▶ [DATA SHOWN]:

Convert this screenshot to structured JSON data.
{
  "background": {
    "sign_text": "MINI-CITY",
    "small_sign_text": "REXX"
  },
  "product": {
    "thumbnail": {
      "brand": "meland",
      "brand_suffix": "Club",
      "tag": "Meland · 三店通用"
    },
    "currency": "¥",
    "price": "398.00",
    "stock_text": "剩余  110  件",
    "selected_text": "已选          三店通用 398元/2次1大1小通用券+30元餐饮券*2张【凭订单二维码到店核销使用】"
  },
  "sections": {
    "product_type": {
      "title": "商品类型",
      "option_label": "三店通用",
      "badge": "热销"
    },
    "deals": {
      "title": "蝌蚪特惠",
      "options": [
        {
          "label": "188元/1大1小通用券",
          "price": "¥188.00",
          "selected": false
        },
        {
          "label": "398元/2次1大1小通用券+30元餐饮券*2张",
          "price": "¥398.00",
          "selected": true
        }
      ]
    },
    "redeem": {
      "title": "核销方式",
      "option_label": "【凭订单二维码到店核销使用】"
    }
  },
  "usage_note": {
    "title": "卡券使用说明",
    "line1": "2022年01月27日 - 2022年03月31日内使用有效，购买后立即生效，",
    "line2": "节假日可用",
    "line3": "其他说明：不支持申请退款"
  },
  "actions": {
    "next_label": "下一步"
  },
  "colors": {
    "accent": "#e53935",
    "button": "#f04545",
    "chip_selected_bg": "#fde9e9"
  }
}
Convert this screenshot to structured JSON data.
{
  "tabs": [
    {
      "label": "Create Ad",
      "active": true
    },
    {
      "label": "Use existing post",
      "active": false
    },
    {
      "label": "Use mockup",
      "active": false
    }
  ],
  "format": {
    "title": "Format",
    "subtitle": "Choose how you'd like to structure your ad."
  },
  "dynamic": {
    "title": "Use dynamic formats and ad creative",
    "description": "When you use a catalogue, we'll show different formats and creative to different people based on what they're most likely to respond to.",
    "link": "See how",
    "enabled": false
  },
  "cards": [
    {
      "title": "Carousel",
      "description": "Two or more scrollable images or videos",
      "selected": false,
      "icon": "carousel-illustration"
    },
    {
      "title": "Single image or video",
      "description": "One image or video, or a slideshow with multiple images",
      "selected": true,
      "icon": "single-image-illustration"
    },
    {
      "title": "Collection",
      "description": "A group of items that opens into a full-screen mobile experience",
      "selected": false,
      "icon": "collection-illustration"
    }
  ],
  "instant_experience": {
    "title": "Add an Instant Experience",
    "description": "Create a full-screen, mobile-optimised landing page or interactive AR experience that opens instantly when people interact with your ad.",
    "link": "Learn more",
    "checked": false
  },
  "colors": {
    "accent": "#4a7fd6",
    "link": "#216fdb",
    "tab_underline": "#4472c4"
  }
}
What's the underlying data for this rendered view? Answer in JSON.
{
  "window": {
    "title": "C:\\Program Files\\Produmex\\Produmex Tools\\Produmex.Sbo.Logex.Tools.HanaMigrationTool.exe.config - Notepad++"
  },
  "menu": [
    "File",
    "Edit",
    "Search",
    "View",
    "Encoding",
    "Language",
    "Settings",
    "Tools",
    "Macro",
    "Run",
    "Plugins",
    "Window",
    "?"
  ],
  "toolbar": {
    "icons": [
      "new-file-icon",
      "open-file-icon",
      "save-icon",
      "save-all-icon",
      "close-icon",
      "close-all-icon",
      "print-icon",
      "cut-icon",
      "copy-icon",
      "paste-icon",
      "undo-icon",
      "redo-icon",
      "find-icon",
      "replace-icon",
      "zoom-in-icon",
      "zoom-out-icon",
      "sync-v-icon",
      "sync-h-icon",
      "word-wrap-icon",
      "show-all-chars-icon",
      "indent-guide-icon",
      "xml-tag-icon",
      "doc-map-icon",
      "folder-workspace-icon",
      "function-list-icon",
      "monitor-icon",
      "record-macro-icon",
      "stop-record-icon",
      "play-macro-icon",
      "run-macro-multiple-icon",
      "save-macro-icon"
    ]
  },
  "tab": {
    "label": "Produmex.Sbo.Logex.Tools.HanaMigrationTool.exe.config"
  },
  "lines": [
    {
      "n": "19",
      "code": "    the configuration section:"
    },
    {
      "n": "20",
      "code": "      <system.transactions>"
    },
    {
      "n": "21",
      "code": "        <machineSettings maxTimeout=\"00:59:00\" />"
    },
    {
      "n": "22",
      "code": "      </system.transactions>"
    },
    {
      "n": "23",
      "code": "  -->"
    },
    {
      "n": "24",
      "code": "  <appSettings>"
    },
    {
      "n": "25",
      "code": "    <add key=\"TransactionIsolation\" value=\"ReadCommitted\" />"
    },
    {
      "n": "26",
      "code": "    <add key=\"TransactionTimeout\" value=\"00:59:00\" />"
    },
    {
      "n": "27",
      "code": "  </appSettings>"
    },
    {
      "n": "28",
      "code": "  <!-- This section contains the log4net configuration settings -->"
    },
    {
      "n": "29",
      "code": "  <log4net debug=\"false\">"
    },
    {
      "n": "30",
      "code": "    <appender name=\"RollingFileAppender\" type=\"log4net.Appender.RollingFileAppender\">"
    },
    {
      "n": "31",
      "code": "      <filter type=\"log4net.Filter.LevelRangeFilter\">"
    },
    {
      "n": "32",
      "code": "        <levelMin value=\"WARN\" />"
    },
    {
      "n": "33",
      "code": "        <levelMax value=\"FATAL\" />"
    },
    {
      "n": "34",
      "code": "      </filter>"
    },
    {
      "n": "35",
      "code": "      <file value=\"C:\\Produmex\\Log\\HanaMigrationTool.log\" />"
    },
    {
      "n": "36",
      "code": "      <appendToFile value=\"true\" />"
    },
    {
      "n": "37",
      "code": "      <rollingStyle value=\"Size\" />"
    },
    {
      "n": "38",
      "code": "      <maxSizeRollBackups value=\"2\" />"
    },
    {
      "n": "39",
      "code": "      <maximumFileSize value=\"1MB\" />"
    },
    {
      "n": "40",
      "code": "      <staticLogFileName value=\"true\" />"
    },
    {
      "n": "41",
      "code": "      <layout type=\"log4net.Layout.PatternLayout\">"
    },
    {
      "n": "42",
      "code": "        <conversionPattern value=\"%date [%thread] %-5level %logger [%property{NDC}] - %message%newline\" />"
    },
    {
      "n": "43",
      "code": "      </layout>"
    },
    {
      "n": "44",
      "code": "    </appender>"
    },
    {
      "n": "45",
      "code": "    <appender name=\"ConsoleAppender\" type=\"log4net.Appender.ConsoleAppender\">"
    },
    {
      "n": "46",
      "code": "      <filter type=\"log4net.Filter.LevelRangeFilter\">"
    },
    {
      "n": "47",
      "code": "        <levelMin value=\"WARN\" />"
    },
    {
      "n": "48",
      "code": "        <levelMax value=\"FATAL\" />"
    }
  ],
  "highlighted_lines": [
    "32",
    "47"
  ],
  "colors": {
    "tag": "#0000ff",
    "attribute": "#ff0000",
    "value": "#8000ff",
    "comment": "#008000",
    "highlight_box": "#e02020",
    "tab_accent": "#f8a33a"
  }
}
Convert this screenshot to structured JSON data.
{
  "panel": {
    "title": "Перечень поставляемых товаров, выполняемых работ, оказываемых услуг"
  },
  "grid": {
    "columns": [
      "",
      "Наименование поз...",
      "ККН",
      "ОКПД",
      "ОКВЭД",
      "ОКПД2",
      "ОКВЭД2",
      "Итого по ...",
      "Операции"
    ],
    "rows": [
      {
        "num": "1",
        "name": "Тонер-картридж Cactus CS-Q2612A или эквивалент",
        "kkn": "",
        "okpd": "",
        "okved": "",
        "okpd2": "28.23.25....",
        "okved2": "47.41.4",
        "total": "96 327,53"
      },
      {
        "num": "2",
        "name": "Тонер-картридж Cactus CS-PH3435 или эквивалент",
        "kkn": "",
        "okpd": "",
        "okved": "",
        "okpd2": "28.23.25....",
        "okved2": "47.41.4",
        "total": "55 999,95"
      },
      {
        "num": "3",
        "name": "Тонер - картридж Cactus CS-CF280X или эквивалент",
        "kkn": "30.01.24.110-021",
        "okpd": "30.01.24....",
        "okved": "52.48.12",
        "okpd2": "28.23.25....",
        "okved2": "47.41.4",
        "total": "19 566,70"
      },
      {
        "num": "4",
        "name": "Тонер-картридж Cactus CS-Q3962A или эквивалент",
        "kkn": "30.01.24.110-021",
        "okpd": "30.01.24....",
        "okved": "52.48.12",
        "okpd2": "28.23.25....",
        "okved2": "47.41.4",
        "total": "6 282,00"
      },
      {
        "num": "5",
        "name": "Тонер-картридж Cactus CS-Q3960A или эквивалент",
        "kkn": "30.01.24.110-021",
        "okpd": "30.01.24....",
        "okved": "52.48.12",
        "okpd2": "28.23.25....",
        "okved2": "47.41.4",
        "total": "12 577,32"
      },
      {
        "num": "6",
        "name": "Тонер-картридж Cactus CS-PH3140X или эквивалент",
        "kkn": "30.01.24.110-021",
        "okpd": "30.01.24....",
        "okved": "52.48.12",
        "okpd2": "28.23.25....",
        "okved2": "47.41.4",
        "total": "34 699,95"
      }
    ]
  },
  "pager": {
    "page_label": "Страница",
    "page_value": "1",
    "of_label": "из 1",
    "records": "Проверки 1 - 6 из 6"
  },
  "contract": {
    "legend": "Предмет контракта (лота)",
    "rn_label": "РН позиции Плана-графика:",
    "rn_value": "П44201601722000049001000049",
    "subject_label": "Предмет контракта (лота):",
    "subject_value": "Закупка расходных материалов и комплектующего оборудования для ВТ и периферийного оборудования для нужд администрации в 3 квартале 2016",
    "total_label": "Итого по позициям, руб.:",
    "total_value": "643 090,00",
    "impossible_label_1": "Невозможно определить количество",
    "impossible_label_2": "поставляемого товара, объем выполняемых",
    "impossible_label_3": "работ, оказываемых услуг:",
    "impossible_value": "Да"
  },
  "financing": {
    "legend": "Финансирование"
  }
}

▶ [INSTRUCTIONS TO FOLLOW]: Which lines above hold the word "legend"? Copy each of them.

▶ [TASK OUTPUT]:
    "legend": "Предмет контракта (лота)",
    "legend": "Финансирование"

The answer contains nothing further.